Snapper reports were excellent for most of the week, but we are finding that the reports slow down considerably when the barometer is sitting steady, whether high or low, but when it is on the move, the reports change and fewer people miss out. The reports have come from several areas, and, again, one day the barometer was bouncing around and we were getting reports first thing in the morning from the mud, around 4m in depth. We also had reports from 6m, 14m and everything in between. The normal pattern is to see reports from deep water first, then shallower as the day goes on, but as we keep seeing, sometimes it’s worth trying something different. Several pinkies have been reported for a few weeks now, and this week we saw a lot of very small ones. We also had a couple of reports from Cleeland Bight of mixed sizes, and saw a photo of a snapper caught in the entrance. Although we didn’t get a weight, it looked to one of the biggest snapper we have seen since the 27lb a few years ago.

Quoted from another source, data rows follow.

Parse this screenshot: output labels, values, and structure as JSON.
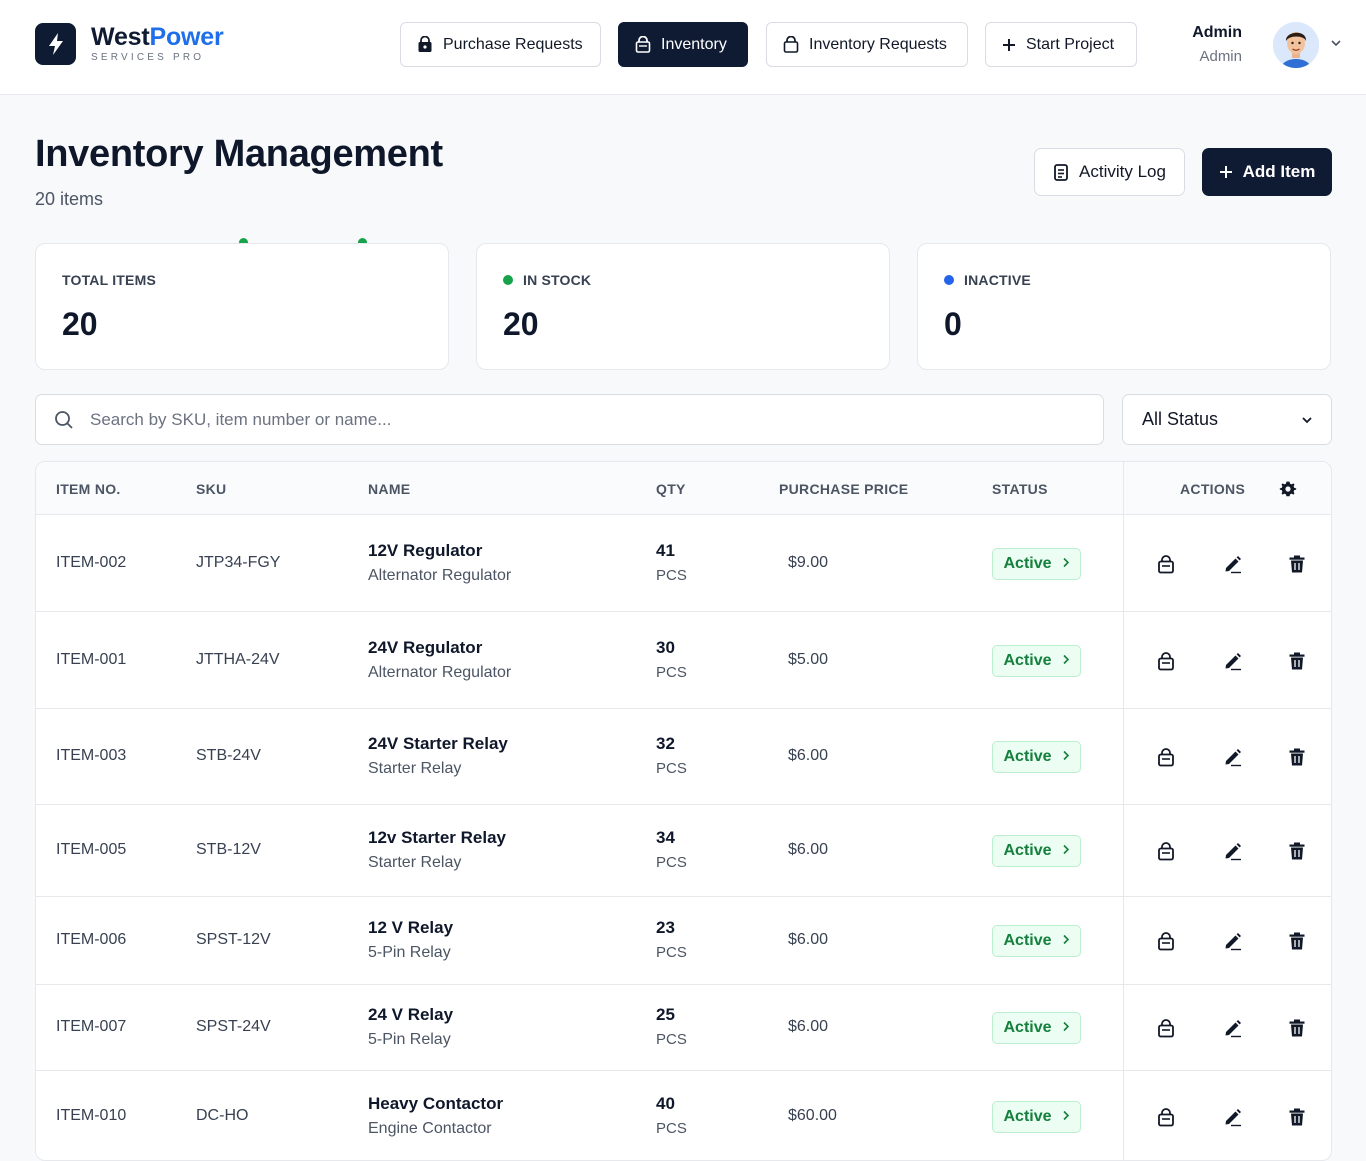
{
  "brand": {
    "name_part1": "West",
    "name_part2": "Power",
    "tagline": "SERVICES PRO"
  },
  "nav": [
    {
      "label": "Purchase Requests",
      "icon": "bag-icon"
    },
    {
      "label": "Inventory",
      "icon": "bag-icon",
      "active": true
    },
    {
      "label": "Inventory Requests",
      "icon": "bag-icon"
    },
    {
      "label": "Start Project",
      "icon": "plus-icon"
    }
  ],
  "user": {
    "name": "Admin",
    "role": "Admin"
  },
  "page": {
    "title": "Inventory Management",
    "subtitle": "20 items"
  },
  "actions": {
    "activity_log": "Activity Log",
    "add_item": "Add Item"
  },
  "stats": [
    {
      "label": "TOTAL ITEMS",
      "value": "20",
      "dot_color": ""
    },
    {
      "label": "IN STOCK",
      "value": "20",
      "dot_color": "#16a34a"
    },
    {
      "label": "INACTIVE",
      "value": "0",
      "dot_color": "#2563eb"
    }
  ],
  "search": {
    "placeholder": "Search by SKU, item number or name...",
    "value": ""
  },
  "status_filter": {
    "selected": "All Status"
  },
  "table": {
    "columns": [
      "ITEM NO.",
      "SKU",
      "NAME",
      "QTY",
      "PURCHASE PRICE",
      "STATUS",
      "ACTIONS"
    ],
    "rows": [
      {
        "item_no": "ITEM-002",
        "sku": "JTP34-FGY",
        "name": "12V Regulator",
        "desc": "Alternator Regulator",
        "qty": "41",
        "unit": "PCS",
        "price": "$9.00",
        "status": "Active"
      },
      {
        "item_no": "ITEM-001",
        "sku": "JTTHA-24V",
        "name": "24V Regulator",
        "desc": "Alternator Regulator",
        "qty": "30",
        "unit": "PCS",
        "price": "$5.00",
        "status": "Active"
      },
      {
        "item_no": "ITEM-003",
        "sku": "STB-24V",
        "name": "24V Starter Relay",
        "desc": "Starter Relay",
        "qty": "32",
        "unit": "PCS",
        "price": "$6.00",
        "status": "Active"
      },
      {
        "item_no": "ITEM-005",
        "sku": "STB-12V",
        "name": "12v Starter Relay",
        "desc": "Starter Relay",
        "qty": "34",
        "unit": "PCS",
        "price": "$6.00",
        "status": "Active"
      },
      {
        "item_no": "ITEM-006",
        "sku": "SPST-12V",
        "name": "12 V Relay",
        "desc": "5-Pin Relay",
        "qty": "23",
        "unit": "PCS",
        "price": "$6.00",
        "status": "Active"
      },
      {
        "item_no": "ITEM-007",
        "sku": "SPST-24V",
        "name": "24 V Relay",
        "desc": "5-Pin Relay",
        "qty": "25",
        "unit": "PCS",
        "price": "$6.00",
        "status": "Active"
      },
      {
        "item_no": "ITEM-010",
        "sku": "DC-HO",
        "name": "Heavy Contactor",
        "desc": "Engine Contactor",
        "qty": "40",
        "unit": "PCS",
        "price": "$60.00",
        "status": "Active"
      }
    ]
  },
  "colors": {
    "primary": "#0f1b33",
    "brand_blue": "#1f6feb",
    "success": "#15803d",
    "success_bg": "#ecfdf3"
  }
}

In Cleeland Bight, we have seen several quality trevally this season, and this week was no different, with a couple of reports from off the beach also. Also from Cleeland Bight were reports of flathead, and of course calamari, and finally a few whiting, but sadly we are still getting reports of draughtboard sharks. Not just one or two, but a dozen if you stay long enough.
Calamari have been very good this week, both from land and boat, with the jetties and land areas busy at night-time now. Unfortunately, we are hearing reports from the San Remo jetty of the odd argument over calamari, with a couple of locals thinking that being local means they own everything swimming around the jetty. Obviously, that is not the case, and if a calamari jumps off your jig and gets caught on someone else’s jig, that’s just bad luck for you. Whilst adults can stand up for themselves, I was told the other day that they had given a couple of kids a hard time, which is not on at all. I have said many times before the easiest way to stop a new fisherman to stop tangling is to actually help them out a bit. Teach them how to fish correctly, then it won’t be a problem to you anymore. Yelling abuse generally won’t do a whole lot to help your cause.
Whiting are slowly showing up in the reports, and during the week we had several reports of double figures. The best numbers, and even the best of the sizes, this week came from up in Dickies bay and around the Bass River/Reef Island areas. The reports that we received from Cleeland Bight were of good whiting, but not good numbers. We also had several reports from Ventnor, some off the beach, and to, from and around Tortoise Head.
If you are not on our Facebook page, it’s worth having a look and following us for up to date reports, but also for our weekly auctions. Twice a week, we have an auction for all sorts of fishing tackle, and approaching our Christmas season, we will be having a few large-ticket items going up. There are plenty of bargain items auctioned off, many below cost. Everything we sell at our auctions is new stock, and it might be an end or model or some of our display stock. We try and mix it up as much as we can so there is a variety, and we also have flash sales where we will price stock to clear. On top of that, you get to take part in our various Facebook competitions we run during the year. We will also have our usual Good Friday, Easter weekend competition, where all the entry money is donated to the Good Friday appeal, and this year, we will introduce a month-long whiting competition, with many prizes. The heaviest whiting of the month will be worth $600 cash, so keep an eye out for more information in December. If you haven’t started your Christmas shopping, now is the time to do so, and donÕt forget to take advantage of our lay-by.